Milatos is located a few km east of Sissi and Malia, approximately 30 km west of Agios Nikolaos and 45 km east of Heraklion.
Beach is a by-the-sea development with many very
good fish tavernas, a fishing port and a nice small beach
in it. There are other beach areas, but they are very rocky.
In ancient times, Milatos (Militos) was an important city
with various colonies, and was one of only seven Cretan cities
that sent troops to fight in Troy.
Milatos Village, with
its kafeneion-tavernas, is a picturesque community about a kilometer
before the coastal Milatos settlement. Many Europeans have bought old village
homes here, and refurbished them in the original style.
with a camera, a walk through the narrow village streets will
provide you with many wonderful snap-shot memories of your holiday.
Lace up your sneakers and grab a flashlight
and a bottle of water, and off you go to explore this very
interesting site. The entrance to the Milatos cave is about a 200-metre
walk over an old footpath from where you park your car, which
is quite a site itself with an amazing panoramic view of
In the area's intense bas-relief, the gray of the limestone succeeds the
red of the ground. Carob trees, rambling prickly and fuzzy bushes, wild
olive trees and a score of other lush vegetation provide a green backdrop
along the footpath.
Upon entering the cave you will be faced
with total darkness, so a flashlight is absolutely necessary. After 10
meters you will come across a little church built in 1935, together with
a memorial with the bones of those slaughtered by the Turks. (Every year
a liturgy is performed here for those who perished.) The cave itself is
large, measuring 2,100 square meters, with eight small and big entrances.
It is 73 meters long, and its widest point is 63 meters. The height varies
from a half meter to three meters, and its main entrance leads to the cave's
central, and largest, area.
Archaeological findings indicate that human activities in the cave date
back to the Neolithic period.
However, the Milatos cave is really known for a drama
which unfolded with Turkish invaders in February, 1823.
Early in 1823,
the residents of the surrounding area took refuge in the Militos Cave to
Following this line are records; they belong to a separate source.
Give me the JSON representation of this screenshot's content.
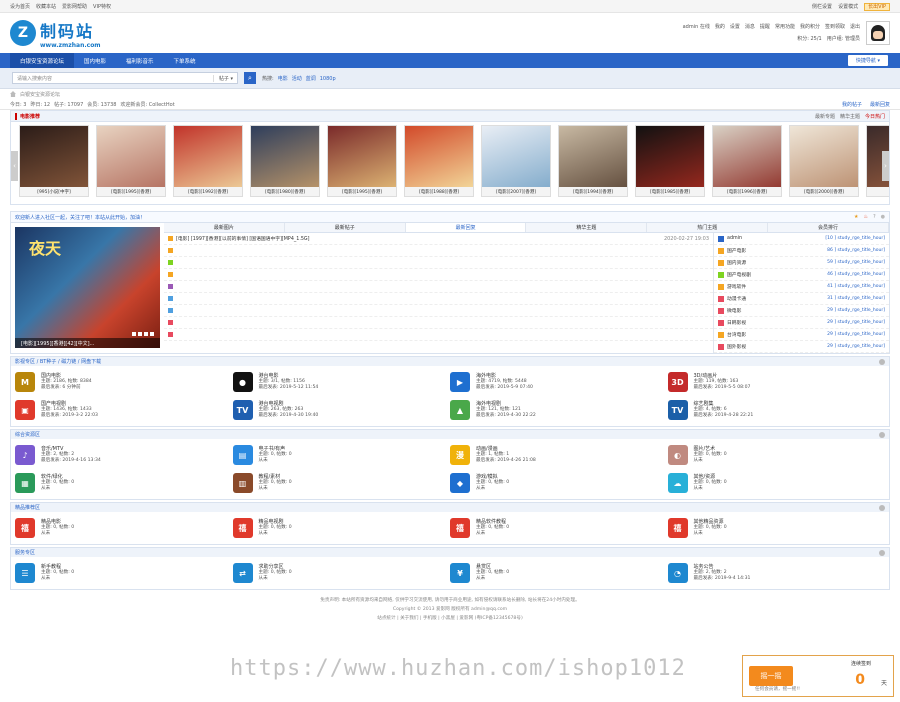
{
  "topbar": {
    "left": [
      "设为首页",
      "收藏本站",
      "爱影网帮助",
      "VIP特权"
    ],
    "right": [
      "侧栏设置",
      "设置模式"
    ],
    "badge": "长出VIP"
  },
  "brand": {
    "name": "制码站",
    "url": "www.zmzhan.com",
    "mark": "Z"
  },
  "user": {
    "line1": [
      "admin 在线",
      "我的",
      "设置",
      "消息",
      "提醒",
      "常用功能",
      "我的积分",
      "签到领取",
      "退出"
    ],
    "line2": [
      "积分: 25/1",
      "用户组: 管理员"
    ]
  },
  "nav": {
    "items": [
      "白银安宝资源论坛",
      "国内电影",
      "福利影音乐",
      "下单系统"
    ],
    "quick": "快捷导航"
  },
  "search": {
    "placeholder": "请输入搜索内容",
    "scope": "帖子",
    "hot_label": "热搜:",
    "hot": [
      "电影",
      "活动",
      "蓝调",
      "1080p"
    ]
  },
  "crumb": "白银安宝资源论坛",
  "stats": {
    "left": [
      "今日: 3",
      "昨日: 12",
      "帖子: 17097",
      "会员: 13738",
      "欢迎新会员: CollectHot"
    ],
    "right": [
      "我的帖子",
      "最新回复"
    ]
  },
  "movies": {
    "title": "电影推荐",
    "right": [
      "最新专题",
      "精华主题",
      "今日热门"
    ],
    "posters": [
      {
        "cap": "[995]小说[中字]",
        "c1": "#2b1c18",
        "c2": "#8a5a3c"
      },
      {
        "cap": "[电影][1995][香港]",
        "c1": "#e8d3c1",
        "c2": "#b16a5a"
      },
      {
        "cap": "[电影][1992][香港]",
        "c1": "#c1332a",
        "c2": "#f0d8a0"
      },
      {
        "cap": "[电影][1980][香港]",
        "c1": "#2e3e5c",
        "c2": "#c49b6a"
      },
      {
        "cap": "[电影][1995][香港]",
        "c1": "#7a2a2a",
        "c2": "#e6c07a"
      },
      {
        "cap": "[电影][1988][香港]",
        "c1": "#d24a2a",
        "c2": "#f5e3a3"
      },
      {
        "cap": "[电影][2007][香港]",
        "c1": "#e9eef5",
        "c2": "#7aa6c8"
      },
      {
        "cap": "[电影][1994][香港]",
        "c1": "#c8b9a3",
        "c2": "#5b4636"
      },
      {
        "cap": "[电影][1985][香港]",
        "c1": "#111111",
        "c2": "#a32a1f"
      },
      {
        "cap": "[电影][1996][香港]",
        "c1": "#d9d1c5",
        "c2": "#8c2a22"
      },
      {
        "cap": "[电影][2000][香港]",
        "c1": "#efe6d8",
        "c2": "#b88a6a"
      },
      {
        "cap": "",
        "c1": "#3a2a2a",
        "c2": "#a06040"
      }
    ]
  },
  "notice": "欢迎新人进入社区一起，关注了吧！本站从此开始，加油！",
  "hot": {
    "poster_title": "夜天",
    "poster_cap": "[电影][1995][香港][42][中文]...",
    "tabs": [
      "最新图片",
      "最新帖子",
      "最新回复",
      "精华主题",
      "热门主题",
      "会员排行"
    ],
    "rows": [
      {
        "text": "[电影] [1997][香港][以前的事情] [国语国语中字][MP4_1.5G]",
        "date": "2020-02-27 19:03",
        "color": "#f5a623"
      },
      {
        "text": "",
        "date": "",
        "color": "#f5a623"
      },
      {
        "text": "",
        "date": "",
        "color": "#7ed321"
      },
      {
        "text": "",
        "date": "",
        "color": "#f5a623"
      },
      {
        "text": "",
        "date": "",
        "color": "#9b59b6"
      },
      {
        "text": "",
        "date": "",
        "color": "#50a0e0"
      },
      {
        "text": "",
        "date": "",
        "color": "#50a0e0"
      },
      {
        "text": "",
        "date": "",
        "color": "#e84a5f"
      },
      {
        "text": "",
        "date": "",
        "color": "#e84a5f"
      }
    ],
    "rank": [
      {
        "name": "admin",
        "val": "[10 ] study_rge_title_hour]",
        "color": "#2a65c7"
      },
      {
        "name": "国产电影",
        "val": "86 ] study_rge_title_hour]",
        "color": "#f5a623"
      },
      {
        "name": "国内资源",
        "val": "59 ] study_rge_title_hour]",
        "color": "#f5a623"
      },
      {
        "name": "国产电视剧",
        "val": "46 ] study_rge_title_hour]",
        "color": "#7ed321"
      },
      {
        "name": "游戏软件",
        "val": "41 ] study_rge_title_hour]",
        "color": "#f5a623"
      },
      {
        "name": "动漫卡通",
        "val": "31 ] study_rge_title_hour]",
        "color": "#e84a5f"
      },
      {
        "name": "微电影",
        "val": "29 ] study_rge_title_hour]",
        "color": "#e84a5f"
      },
      {
        "name": "日韩影视",
        "val": "29 ] study_rge_title_hour]",
        "color": "#e84a5f"
      },
      {
        "name": "台湾电影",
        "val": "29 ] study_rge_title_hour]",
        "color": "#f5a623"
      },
      {
        "name": "国外影视",
        "val": "29 ] study_rge_title_hour]",
        "color": "#e84a5f"
      }
    ]
  },
  "sections": [
    {
      "title": "影视专区 / BT种子 / 磁力链 / 网盘下载",
      "forums": [
        {
          "name": "国内电影",
          "l1": "主题: 2186, 帖数: 8384",
          "l2": "最后发表: 6 分钟前",
          "bg": "#b8860b",
          "g": "M"
        },
        {
          "name": "港台电影",
          "l1": "主题: 3/1, 帖数: 1156",
          "l2": "最后发表: 2019-5-12 11:54",
          "bg": "#111111",
          "g": "●"
        },
        {
          "name": "海外电影",
          "l1": "主题: 4719, 帖数: 5448",
          "l2": "最后发表: 2019-5-9 07:40",
          "bg": "#1e6fd0",
          "g": "▶"
        },
        {
          "name": "3D/动画片",
          "l1": "主题: 119, 帖数: 163",
          "l2": "最后发表: 2019-5-5 08:07",
          "bg": "#c42a2a",
          "g": "3D"
        },
        {
          "name": "国产电视剧",
          "l1": "主题: 1436, 帖数: 1433",
          "l2": "最后发表: 2019-3-2 22:03",
          "bg": "#e0392b",
          "g": "▣"
        },
        {
          "name": "港台电视剧",
          "l1": "主题: 263, 帖数: 263",
          "l2": "最后发表: 2019-4-30 19:40",
          "bg": "#1f5fb0",
          "g": "TV"
        },
        {
          "name": "海外电视剧",
          "l1": "主题: 121, 帖数: 121",
          "l2": "最后发表: 2019-4-30 22:22",
          "bg": "#4aa84a",
          "g": "▲"
        },
        {
          "name": "综艺剧集",
          "l1": "主题: 4, 帖数: 6",
          "l2": "最后发表: 2019-4-28 22:21",
          "bg": "#1b5fa8",
          "g": "TV"
        }
      ]
    },
    {
      "title": "综合资源区",
      "forums": [
        {
          "name": "音乐/MTV",
          "l1": "主题: 2, 帖数: 2",
          "l2": "最后发表: 2019-4-16 13:34",
          "bg": "#7a5ad0",
          "g": "♪"
        },
        {
          "name": "电子书/有声",
          "l1": "主题: 0, 帖数: 0",
          "l2": "从未",
          "bg": "#2a8ae0",
          "g": "▤"
        },
        {
          "name": "动画/漫画",
          "l1": "主题: 1, 帖数: 1",
          "l2": "最后发表: 2019-4-26 21:08",
          "bg": "#f0b20a",
          "g": "漫"
        },
        {
          "name": "图片/艺术",
          "l1": "主题: 0, 帖数: 0",
          "l2": "从未",
          "bg": "#c08a80",
          "g": "◐"
        },
        {
          "name": "软件/绿化",
          "l1": "主题: 0, 帖数: 0",
          "l2": "从未",
          "bg": "#2a9a5a",
          "g": "▦"
        },
        {
          "name": "教程/素材",
          "l1": "主题: 0, 帖数: 0",
          "l2": "从未",
          "bg": "#8a4a2a",
          "g": "▥"
        },
        {
          "name": "游戏/模拟",
          "l1": "主题: 0, 帖数: 0",
          "l2": "从未",
          "bg": "#1e6fd0",
          "g": "◆"
        },
        {
          "name": "其他/资源",
          "l1": "主题: 0, 帖数: 0",
          "l2": "从未",
          "bg": "#28b0d8",
          "g": "☁"
        }
      ]
    },
    {
      "title": "精品推荐区",
      "forums": [
        {
          "name": "精品电影",
          "l1": "主题: 0, 帖数: 0",
          "l2": "从未",
          "bg": "#e0392b",
          "g": "禧"
        },
        {
          "name": "精品电视剧",
          "l1": "主题: 0, 帖数: 0",
          "l2": "从未",
          "bg": "#e0392b",
          "g": "禧"
        },
        {
          "name": "精品软件教程",
          "l1": "主题: 0, 帖数: 0",
          "l2": "从未",
          "bg": "#e0392b",
          "g": "禧"
        },
        {
          "name": "其他精品资源",
          "l1": "主题: 0, 帖数: 0",
          "l2": "从未",
          "bg": "#e0392b",
          "g": "禧"
        }
      ]
    },
    {
      "title": "服务专区",
      "forums": [
        {
          "name": "新手教程",
          "l1": "主题: 0, 帖数: 0",
          "l2": "从未",
          "bg": "#1e88d0",
          "g": "☰"
        },
        {
          "name": "求助分享区",
          "l1": "主题: 0, 帖数: 0",
          "l2": "从未",
          "bg": "#1e88d0",
          "g": "⇄"
        },
        {
          "name": "悬赏区",
          "l1": "主题: 0, 帖数: 0",
          "l2": "从未",
          "bg": "#1e88d0",
          "g": "¥"
        },
        {
          "name": "站务公告",
          "l1": "主题: 2, 帖数: 2",
          "l2": "最后发表: 2019-9-4 14:31",
          "bg": "#1e88d0",
          "g": "◔"
        }
      ]
    }
  ],
  "footer": {
    "l1": "免责声明: 本站所有资源均来自网络, 仅供学习交流使用, 请勿用于商业用途, 如有侵权请联系站长删除, 站长将在24小时内处理。",
    "l2": "Copyright © 2013 爱影网 版权所有 admin@qq.com",
    "l3": "站点统计 | 关于我们 | 手机版 | 小黑屋 | 爱影网 (粤ICP备12345678号)"
  },
  "watermark": "https://www.huzhan.com/ishop1012",
  "shake": {
    "btn": "摇一摇",
    "label": "连续签到",
    "count": "0",
    "unit": "天",
    "sub": "任何会员请，摇一摇!!"
  }
}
hide from the Turkish troops of Hasan Pasha, who were plundering and pillaging
The Cretan rebel leaders, with a minimal force of about 150 men,
fought the Pasha's large army in and around the cave in a brave defense
of the 2,700 local inhabitants.
The fighting went on from February 3 to
15, until the besieged, suffering from extreme hunger and thirst, dared
a heroic, but devastating escape. The defending warriors were slaughtered,
many of the older ones trampled to death by oncoming Cavalry; the captured
children were sold into slavery, and 18 priests were brutally killed or
burned to death.